- About Us
- Career Center
- Nano-Social Network
- Nano Consulting
- My Account
December 6th, 2007
Surprisingly, the membrane invaginates through a spontaneous and autonomous movement and swallows pathogens. This mechanism has been demonstrated in cells, and also in a minimal artificial membrane system. An international collaboration between physicists, including Patricia Bassereau and her CNRS team, chemists, and cell biologists at the Institut Curie, has observed this process at work with a particular pathogen, Shiga toxin.
The work has been done by Ludger Johannes, Research Director at Inserm, and his CNRS Trafficking, Signaling, and Delivery team, using the Institut Curie's imaging equipment. The results shed new light on unexpected aspects of a fundamental process in biology—endocytosis(1). They also point to new leads in the search for the portal of entry of certain pathogenic agents, or to expedite the entry of drugs, therapeutic vaccines, or diagnostic agents in cancer cells. This work was published online in Nature of 29 November 2007.
|Related News Press|
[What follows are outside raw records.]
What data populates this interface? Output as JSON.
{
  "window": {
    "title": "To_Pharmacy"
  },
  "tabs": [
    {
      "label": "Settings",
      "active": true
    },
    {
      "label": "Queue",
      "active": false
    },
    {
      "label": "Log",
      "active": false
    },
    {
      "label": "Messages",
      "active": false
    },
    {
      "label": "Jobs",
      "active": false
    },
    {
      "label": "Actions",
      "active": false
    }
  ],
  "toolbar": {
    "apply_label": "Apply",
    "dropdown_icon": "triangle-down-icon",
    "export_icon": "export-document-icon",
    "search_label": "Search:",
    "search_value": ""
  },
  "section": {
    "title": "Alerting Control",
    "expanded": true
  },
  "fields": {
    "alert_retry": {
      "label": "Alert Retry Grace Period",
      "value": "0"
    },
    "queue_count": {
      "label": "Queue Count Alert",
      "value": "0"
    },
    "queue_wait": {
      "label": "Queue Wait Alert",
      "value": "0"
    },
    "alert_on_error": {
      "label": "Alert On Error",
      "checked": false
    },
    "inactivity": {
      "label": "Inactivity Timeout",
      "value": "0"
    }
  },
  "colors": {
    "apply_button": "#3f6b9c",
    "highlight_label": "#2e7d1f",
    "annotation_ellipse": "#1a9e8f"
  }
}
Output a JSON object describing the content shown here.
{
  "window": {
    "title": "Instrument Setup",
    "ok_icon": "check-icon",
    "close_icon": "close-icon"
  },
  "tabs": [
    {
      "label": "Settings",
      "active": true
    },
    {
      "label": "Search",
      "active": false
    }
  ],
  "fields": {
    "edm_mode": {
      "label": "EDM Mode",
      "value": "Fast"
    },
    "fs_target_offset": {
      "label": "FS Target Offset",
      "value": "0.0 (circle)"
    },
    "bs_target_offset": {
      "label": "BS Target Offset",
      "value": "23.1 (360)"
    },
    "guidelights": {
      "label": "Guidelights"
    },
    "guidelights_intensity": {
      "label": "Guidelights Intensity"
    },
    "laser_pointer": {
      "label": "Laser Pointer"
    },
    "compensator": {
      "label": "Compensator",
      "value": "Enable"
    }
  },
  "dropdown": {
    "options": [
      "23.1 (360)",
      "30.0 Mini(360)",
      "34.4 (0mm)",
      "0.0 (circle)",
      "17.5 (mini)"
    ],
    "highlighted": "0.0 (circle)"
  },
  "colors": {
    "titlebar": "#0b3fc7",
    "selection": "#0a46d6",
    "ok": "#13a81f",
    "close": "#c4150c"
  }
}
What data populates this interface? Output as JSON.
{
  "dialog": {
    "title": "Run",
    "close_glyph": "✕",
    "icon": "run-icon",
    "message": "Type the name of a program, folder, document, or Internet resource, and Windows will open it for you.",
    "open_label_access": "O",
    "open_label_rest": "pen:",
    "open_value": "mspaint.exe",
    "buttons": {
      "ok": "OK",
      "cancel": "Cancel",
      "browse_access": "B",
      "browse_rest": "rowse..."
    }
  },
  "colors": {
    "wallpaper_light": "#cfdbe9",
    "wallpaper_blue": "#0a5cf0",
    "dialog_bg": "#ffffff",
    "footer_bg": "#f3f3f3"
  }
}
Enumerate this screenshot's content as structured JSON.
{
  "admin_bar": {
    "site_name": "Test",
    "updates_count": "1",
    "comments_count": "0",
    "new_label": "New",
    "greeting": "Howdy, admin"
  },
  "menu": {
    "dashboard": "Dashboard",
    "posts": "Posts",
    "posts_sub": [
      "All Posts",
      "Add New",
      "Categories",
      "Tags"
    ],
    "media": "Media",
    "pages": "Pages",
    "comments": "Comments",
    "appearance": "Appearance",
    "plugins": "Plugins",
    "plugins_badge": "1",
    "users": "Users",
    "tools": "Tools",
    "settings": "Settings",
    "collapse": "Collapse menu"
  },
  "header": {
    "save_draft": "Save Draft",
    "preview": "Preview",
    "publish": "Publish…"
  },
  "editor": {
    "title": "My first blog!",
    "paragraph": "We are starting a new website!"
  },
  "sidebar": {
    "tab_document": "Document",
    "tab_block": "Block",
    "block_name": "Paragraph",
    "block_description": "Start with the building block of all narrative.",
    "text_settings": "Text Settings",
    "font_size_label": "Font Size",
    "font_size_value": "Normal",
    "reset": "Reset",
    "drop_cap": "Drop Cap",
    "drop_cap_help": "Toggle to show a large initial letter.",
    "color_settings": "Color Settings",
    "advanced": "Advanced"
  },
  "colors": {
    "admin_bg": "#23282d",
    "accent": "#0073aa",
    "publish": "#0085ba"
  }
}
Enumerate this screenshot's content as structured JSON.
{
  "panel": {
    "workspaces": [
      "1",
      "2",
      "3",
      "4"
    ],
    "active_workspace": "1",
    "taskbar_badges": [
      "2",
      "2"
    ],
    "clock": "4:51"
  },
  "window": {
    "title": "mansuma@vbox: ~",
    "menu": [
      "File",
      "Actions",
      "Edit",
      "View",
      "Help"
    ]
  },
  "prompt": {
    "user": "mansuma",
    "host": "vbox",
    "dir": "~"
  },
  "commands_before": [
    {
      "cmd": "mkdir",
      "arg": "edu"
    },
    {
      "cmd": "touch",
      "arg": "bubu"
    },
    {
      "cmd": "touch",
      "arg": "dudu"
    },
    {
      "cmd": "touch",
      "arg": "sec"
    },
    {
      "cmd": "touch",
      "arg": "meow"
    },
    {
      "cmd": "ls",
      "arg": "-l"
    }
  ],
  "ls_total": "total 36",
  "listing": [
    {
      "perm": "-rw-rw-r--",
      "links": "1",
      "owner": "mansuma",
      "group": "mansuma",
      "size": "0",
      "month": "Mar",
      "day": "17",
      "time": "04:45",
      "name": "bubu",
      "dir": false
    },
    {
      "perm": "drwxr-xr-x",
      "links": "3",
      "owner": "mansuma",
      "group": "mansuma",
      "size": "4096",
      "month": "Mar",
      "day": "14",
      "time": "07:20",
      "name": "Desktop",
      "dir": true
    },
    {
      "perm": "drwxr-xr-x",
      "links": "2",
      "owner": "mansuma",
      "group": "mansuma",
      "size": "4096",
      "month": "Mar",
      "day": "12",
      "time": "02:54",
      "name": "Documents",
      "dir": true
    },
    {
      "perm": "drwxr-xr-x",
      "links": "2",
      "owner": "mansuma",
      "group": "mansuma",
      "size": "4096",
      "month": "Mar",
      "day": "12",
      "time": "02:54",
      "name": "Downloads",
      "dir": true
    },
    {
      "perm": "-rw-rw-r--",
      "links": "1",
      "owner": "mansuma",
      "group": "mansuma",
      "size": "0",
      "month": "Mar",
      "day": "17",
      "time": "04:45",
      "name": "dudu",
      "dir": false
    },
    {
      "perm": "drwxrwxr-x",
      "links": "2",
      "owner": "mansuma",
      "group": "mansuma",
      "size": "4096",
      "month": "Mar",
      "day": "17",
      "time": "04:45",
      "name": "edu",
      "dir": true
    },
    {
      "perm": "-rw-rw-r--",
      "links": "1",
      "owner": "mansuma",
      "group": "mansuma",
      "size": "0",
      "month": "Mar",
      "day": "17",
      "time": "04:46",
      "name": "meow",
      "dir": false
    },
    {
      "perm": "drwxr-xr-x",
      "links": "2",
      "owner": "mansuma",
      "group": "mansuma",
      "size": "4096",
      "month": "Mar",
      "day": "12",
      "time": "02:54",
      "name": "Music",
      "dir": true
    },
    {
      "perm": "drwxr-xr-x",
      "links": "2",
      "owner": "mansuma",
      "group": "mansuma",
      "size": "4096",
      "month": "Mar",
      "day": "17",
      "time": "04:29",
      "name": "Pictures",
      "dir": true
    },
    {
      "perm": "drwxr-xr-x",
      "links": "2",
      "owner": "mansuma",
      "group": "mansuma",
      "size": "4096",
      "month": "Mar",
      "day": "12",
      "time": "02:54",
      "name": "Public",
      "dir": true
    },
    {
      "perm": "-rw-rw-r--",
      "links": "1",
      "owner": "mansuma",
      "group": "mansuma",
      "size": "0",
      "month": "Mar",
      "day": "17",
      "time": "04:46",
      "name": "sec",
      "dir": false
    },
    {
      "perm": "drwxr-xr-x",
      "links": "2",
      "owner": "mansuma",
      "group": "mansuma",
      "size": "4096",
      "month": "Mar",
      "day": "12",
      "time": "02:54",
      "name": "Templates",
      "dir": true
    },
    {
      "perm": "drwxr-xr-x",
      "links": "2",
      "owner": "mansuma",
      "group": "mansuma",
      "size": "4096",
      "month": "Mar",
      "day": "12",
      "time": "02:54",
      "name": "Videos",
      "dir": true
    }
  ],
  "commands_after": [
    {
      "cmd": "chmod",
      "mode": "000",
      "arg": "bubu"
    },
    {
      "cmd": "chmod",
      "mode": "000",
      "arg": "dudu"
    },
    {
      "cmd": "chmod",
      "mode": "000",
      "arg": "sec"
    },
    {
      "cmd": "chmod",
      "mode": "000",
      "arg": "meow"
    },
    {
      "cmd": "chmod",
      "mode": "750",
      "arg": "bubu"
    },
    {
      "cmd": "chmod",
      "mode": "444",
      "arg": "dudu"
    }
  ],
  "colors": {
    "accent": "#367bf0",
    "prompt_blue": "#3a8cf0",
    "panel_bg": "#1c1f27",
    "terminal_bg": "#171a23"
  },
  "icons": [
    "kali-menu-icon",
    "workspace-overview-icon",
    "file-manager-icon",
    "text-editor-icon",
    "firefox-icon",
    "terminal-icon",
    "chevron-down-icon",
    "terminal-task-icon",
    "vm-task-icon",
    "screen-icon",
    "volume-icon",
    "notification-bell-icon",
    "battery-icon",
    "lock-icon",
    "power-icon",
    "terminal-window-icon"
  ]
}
Attosecond physics: A new gateway to the microcosmos May 6th, 2015
The next step in DNA computing: GPS mapping? May 6th, 2015